- [YOUR OBJECTIVE]: The expected result is the full set of records, copied precisely, with images dropped.

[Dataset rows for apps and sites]
============================================================

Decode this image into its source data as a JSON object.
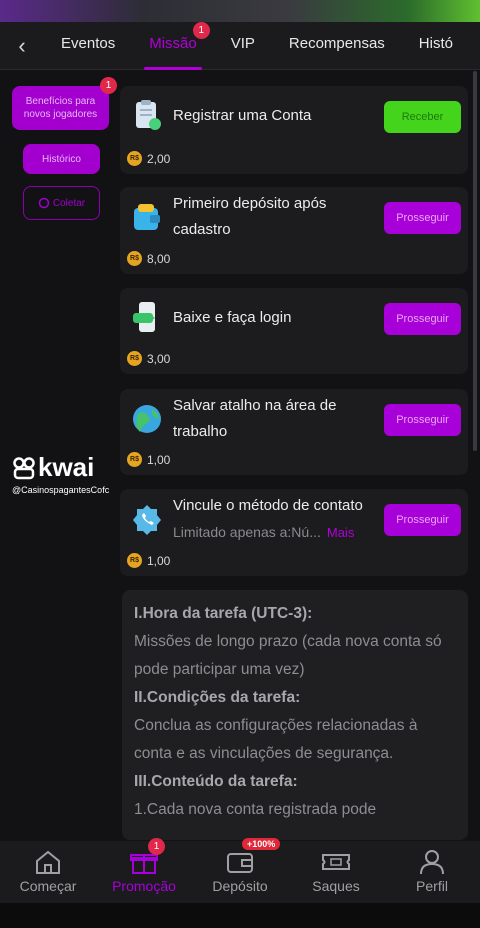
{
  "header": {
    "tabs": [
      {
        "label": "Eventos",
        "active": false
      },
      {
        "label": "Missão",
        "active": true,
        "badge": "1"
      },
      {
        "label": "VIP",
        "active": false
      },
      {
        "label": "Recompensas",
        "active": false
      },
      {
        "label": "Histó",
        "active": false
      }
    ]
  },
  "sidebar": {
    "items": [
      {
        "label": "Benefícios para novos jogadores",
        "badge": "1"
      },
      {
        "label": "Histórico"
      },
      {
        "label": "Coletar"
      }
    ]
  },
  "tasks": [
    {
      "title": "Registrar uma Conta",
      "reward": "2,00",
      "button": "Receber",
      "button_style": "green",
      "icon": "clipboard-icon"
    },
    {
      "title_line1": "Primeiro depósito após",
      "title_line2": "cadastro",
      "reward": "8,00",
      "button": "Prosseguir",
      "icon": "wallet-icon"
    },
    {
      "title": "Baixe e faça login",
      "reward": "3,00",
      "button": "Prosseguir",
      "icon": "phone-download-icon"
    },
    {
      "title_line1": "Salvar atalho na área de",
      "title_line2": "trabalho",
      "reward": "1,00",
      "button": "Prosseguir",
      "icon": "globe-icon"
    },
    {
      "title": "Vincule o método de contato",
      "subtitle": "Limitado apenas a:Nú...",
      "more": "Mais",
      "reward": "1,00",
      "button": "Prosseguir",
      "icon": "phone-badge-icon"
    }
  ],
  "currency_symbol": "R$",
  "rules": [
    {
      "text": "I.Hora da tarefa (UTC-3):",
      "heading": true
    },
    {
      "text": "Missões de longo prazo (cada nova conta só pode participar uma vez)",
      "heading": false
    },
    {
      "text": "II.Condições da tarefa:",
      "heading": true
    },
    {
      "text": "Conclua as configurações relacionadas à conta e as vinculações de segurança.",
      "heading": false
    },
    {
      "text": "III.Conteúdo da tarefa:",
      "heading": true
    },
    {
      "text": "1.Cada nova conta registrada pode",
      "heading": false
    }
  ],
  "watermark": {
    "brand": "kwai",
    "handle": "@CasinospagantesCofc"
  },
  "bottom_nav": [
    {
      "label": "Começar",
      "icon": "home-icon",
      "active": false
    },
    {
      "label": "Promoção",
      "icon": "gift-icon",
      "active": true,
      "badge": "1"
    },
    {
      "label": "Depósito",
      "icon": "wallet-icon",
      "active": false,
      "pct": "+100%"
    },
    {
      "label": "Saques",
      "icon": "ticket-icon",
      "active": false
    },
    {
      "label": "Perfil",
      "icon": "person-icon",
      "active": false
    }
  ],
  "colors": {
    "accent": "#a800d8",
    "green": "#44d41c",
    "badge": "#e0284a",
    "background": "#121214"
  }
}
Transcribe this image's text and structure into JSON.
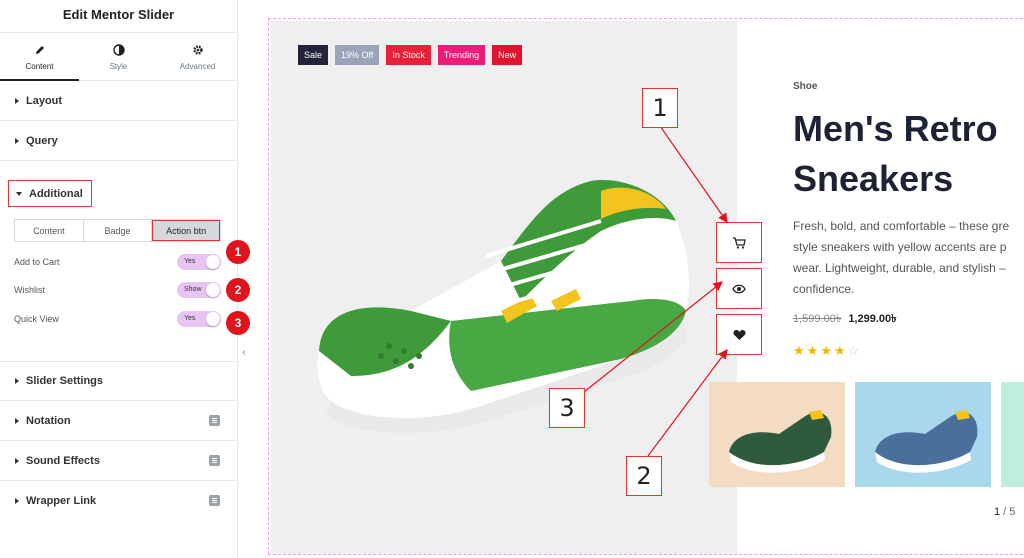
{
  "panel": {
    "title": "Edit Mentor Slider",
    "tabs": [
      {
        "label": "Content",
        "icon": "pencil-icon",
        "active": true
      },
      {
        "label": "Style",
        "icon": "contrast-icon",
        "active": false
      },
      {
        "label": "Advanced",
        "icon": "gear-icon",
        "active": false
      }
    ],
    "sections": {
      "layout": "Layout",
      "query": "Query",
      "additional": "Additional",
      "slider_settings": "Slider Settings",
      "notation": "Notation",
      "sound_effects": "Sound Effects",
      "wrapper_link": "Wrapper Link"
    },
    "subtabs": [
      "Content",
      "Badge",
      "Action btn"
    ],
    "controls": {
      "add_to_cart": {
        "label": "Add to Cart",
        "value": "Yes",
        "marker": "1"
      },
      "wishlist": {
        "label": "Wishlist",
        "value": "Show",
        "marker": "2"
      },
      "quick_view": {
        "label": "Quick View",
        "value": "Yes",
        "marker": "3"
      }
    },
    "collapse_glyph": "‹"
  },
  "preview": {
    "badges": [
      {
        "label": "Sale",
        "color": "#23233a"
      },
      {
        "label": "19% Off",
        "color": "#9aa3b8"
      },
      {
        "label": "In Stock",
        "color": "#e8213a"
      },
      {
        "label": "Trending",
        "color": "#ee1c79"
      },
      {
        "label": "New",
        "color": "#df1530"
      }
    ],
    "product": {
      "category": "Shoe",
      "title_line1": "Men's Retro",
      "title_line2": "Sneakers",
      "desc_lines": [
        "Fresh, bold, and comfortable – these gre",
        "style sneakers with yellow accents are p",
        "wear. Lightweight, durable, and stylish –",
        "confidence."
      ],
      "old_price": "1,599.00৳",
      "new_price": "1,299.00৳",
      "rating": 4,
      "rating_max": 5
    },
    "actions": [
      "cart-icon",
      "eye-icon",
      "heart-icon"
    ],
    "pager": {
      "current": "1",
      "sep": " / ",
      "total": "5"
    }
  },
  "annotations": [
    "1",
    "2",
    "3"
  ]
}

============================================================

- [ANSWER SPACE]:
Decode this image into its source data as a JSON object.
{
  "header": {
    "tabs": [
      {
        "label": "Eventos",
        "active": false
      },
      {
        "label": "Missão",
        "active": true,
        "badge": "1"
      },
      {
        "label": "VIP",
        "active": false
      },
      {
        "label": "Recompensas",
        "active": false
      },
      {
        "label": "Histó",
        "active": false
      }
    ]
  },
  "sidebar": {
    "items": [
      {
        "label": "Benefícios para novos jogadores",
        "badge": "1"
      },
      {
        "label": "Histórico"
      },
      {
        "label": "Coletar"
      }
    ]
  },
  "tasks": [
    {
      "title": "Registrar uma Conta",
      "reward": "2,00",
      "button": "Receber",
      "button_style": "green",
      "icon": "clipboard-icon"
    },
    {
      "title_line1": "Primeiro depósito após",
      "title_line2": "cadastro",
      "reward": "8,00",
      "button": "Prosseguir",
      "icon": "wallet-icon"
    },
    {
      "title": "Baixe e faça login",
      "reward": "3,00",
      "button": "Prosseguir",
      "icon": "phone-download-icon"
    },
    {
      "title_line1": "Salvar atalho na área de",
      "title_line2": "trabalho",
      "reward": "1,00",
      "button": "Prosseguir",
      "icon": "globe-icon"
    },
    {
      "title": "Vincule o método de contato",
      "subtitle": "Limitado apenas a:Nú...",
      "more": "Mais",
      "reward": "1,00",
      "button": "Prosseguir",
      "icon": "phone-badge-icon"
    }
  ],
  "currency_symbol": "R$",
  "rules": [
    {
      "text": "I.Hora da tarefa (UTC-3):",
      "heading": true
    },
    {
      "text": "Missões de longo prazo (cada nova conta só pode participar uma vez)",
      "heading": false
    },
    {
      "text": "II.Condições da tarefa:",
      "heading": true
    },
    {
      "text": "Conclua as configurações relacionadas à conta e as vinculações de segurança.",
      "heading": false
    },
    {
      "text": "III.Conteúdo da tarefa:",
      "heading": true
    },
    {
      "text": "1.Cada nova conta registrada pode",
      "heading": false
    }
  ],
  "watermark": {
    "brand": "kwai",
    "handle": "@CasinospagantesCofc"
  },
  "bottom_nav": [
    {
      "label": "Começar",
      "icon": "home-icon",
      "active": false
    },
    {
      "label": "Promoção",
      "icon": "gift-icon",
      "active": true,
      "badge": "1"
    },
    {
      "label": "Depósito",
      "icon": "wallet-icon",
      "active": false,
      "pct": "+100%"
    },
    {
      "label": "Saques",
      "icon": "ticket-icon",
      "active": false
    },
    {
      "label": "Perfil",
      "icon": "person-icon",
      "active": false
    }
  ],
  "colors": {
    "accent": "#a800d8",
    "green": "#44d41c",
    "badge": "#e0284a",
    "background": "#121214"
  }
}
Transcribe this image's text and structure into JSON.
{
  "panel": {
    "title": "Edit Mentor Slider",
    "tabs": [
      {
        "label": "Content",
        "icon": "pencil-icon",
        "active": true
      },
      {
        "label": "Style",
        "icon": "contrast-icon",
        "active": false
      },
      {
        "label": "Advanced",
        "icon": "gear-icon",
        "active": false
      }
    ],
    "sections": {
      "layout": "Layout",
      "query": "Query",
      "additional": "Additional",
      "slider_settings": "Slider Settings",
      "notation": "Notation",
      "sound_effects": "Sound Effects",
      "wrapper_link": "Wrapper Link"
    },
    "subtabs": [
      "Content",
      "Badge",
      "Action btn"
    ],
    "controls": {
      "add_to_cart": {
        "label": "Add to Cart",
        "value": "Yes",
        "marker": "1"
      },
      "wishlist": {
        "label": "Wishlist",
        "value": "Show",
        "marker": "2"
      },
      "quick_view": {
        "label": "Quick View",
        "value": "Yes",
        "marker": "3"
      }
    },
    "collapse_glyph": "‹"
  },
  "preview": {
    "badges": [
      {
        "label": "Sale",
        "color": "#23233a"
      },
      {
        "label": "19% Off",
        "color": "#9aa3b8"
      },
      {
        "label": "In Stock",
        "color": "#e8213a"
      },
      {
        "label": "Trending",
        "color": "#ee1c79"
      },
      {
        "label": "New",
        "color": "#df1530"
      }
    ],
    "product": {
      "category": "Shoe",
      "title_line1": "Men's Retro",
      "title_line2": "Sneakers",
      "desc_lines": [
        "Fresh, bold, and comfortable – these gre",
        "style sneakers with yellow accents are p",
        "wear. Lightweight, durable, and stylish –",
        "confidence."
      ],
      "old_price": "1,599.00৳",
      "new_price": "1,299.00৳",
      "rating": 4,
      "rating_max": 5
    },
    "actions": [
      "cart-icon",
      "eye-icon",
      "heart-icon"
    ],
    "pager": {
      "current": "1",
      "sep": " / ",
      "total": "5"
    }
  },
  "annotations": [
    "1",
    "2",
    "3"
  ]
}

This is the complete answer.